Mufti has a special and detailed section on the Özal period, which is characterized as the Turkish Republic “Taking Sail”. Özal aimed for Turkey to be among one of the world’s 10 or 15 leading nations in 10 years’ time. Towards this end, he introduced various political and economic reforms and tried to capture a balance between the East and the West. His so-called counter-republican paradigm in strategic culture was characterized as something between “cautious insularity and daring venturesomeness” (p. 63). Mufti treats Iraq as a special case study, in which Özal’s active foreign policy in the Middle East was subject to many objections internally, both in civilian and military circles.
Finally Mufti covers the period starting from the 1990s until the end of 2008, which he labels “Floundering” since Turkey was struggling with many internal and external threats at that time. Turkey’s foreign policy activism and openings in different regions, such as the Middle East, Russia and Balkans, are studied at great length. Mufti (p. 87) argues that this period “witnessed an unprecedented upsurge in activism abroad”. Moreover, in this period, there was a counter-paradigm to the dominant strategic culture paradigm, mainly contending republican and imperial paradigms.
The last two decades of the Turkish Republic has witnessed the rise of Islamism, as in the case of Necmettin Erbakan, and business-oriented liberalism, as in the case of Mesut Yılmaz, both of whom served as prime ministers in the mid-1990s, that challenged the republican security paradigm. As a result, Turkey “continued to exhibit that strange combination of reluctant assertiveness” (p. 148) in its foreign and security policy until the end of the 1990s. A paradigm crisis in Turkish strategic culture was inevitable with the coming to power of the Justice and Development Party (AKP) in 2002, which tried to combine Islamic values with democracy. In doing so they relied heavily on a new vision reflecting neo-Ottoman perspective—although this neo-Ottomanist idea is questionable—as represented by the political scientist Ahmet Davutoğlu, who is currently serving as the foreign minister.
This book is recommended especially to those who are interested in learning about the most important events as well as actors in the Turkish foreign and security policy-making process in the last century, starting from the very last years of the Ottoman Empire, from a different and critical scholarly perspective based on a broad literature and sometimes first-hand information. It is very interesting to see how the domestic and foreign policy in Turkey have interacted in terms of foreign and security policy making and how Turkish foreign policy has sailed not only between daring and caution, but also between republican and imperial paradigms throughout the century.
However, it is necessary to have prior background information on Turkish foreign and security policy as well as on the central themes and figures of the history of Turkey to have a better understanding of this book. Even though this book has covered many aspects of Turkish foreign policy, it would also be useful if other important aspects, like Turkey’s opening up towards Africa after the 2000s or Turkey’s active participation in certain international organizations such as the UN, were also analyzed from a broader perspective.

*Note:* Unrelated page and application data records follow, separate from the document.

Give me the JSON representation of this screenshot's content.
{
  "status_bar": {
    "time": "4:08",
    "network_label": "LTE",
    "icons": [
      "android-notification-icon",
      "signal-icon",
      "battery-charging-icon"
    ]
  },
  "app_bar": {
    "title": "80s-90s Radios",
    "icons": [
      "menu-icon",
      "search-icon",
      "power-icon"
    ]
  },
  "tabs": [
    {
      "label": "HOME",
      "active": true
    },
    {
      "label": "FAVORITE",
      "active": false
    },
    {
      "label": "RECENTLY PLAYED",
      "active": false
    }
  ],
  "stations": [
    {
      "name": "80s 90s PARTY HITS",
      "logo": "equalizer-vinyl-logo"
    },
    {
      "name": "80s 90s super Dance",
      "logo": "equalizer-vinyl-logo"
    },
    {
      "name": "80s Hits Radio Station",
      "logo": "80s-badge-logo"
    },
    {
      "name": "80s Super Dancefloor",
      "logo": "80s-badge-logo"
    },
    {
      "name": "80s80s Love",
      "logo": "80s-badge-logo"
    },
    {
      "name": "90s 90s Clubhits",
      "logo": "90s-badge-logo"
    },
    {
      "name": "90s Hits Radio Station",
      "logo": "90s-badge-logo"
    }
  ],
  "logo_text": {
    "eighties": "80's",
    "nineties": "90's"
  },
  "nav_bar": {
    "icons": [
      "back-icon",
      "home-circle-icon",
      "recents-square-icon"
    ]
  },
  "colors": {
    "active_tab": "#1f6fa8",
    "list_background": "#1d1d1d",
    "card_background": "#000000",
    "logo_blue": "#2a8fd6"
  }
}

Sometimes it falls into the trap of too much emphasis on Turkish domestic politics at the expense of its foreign policy.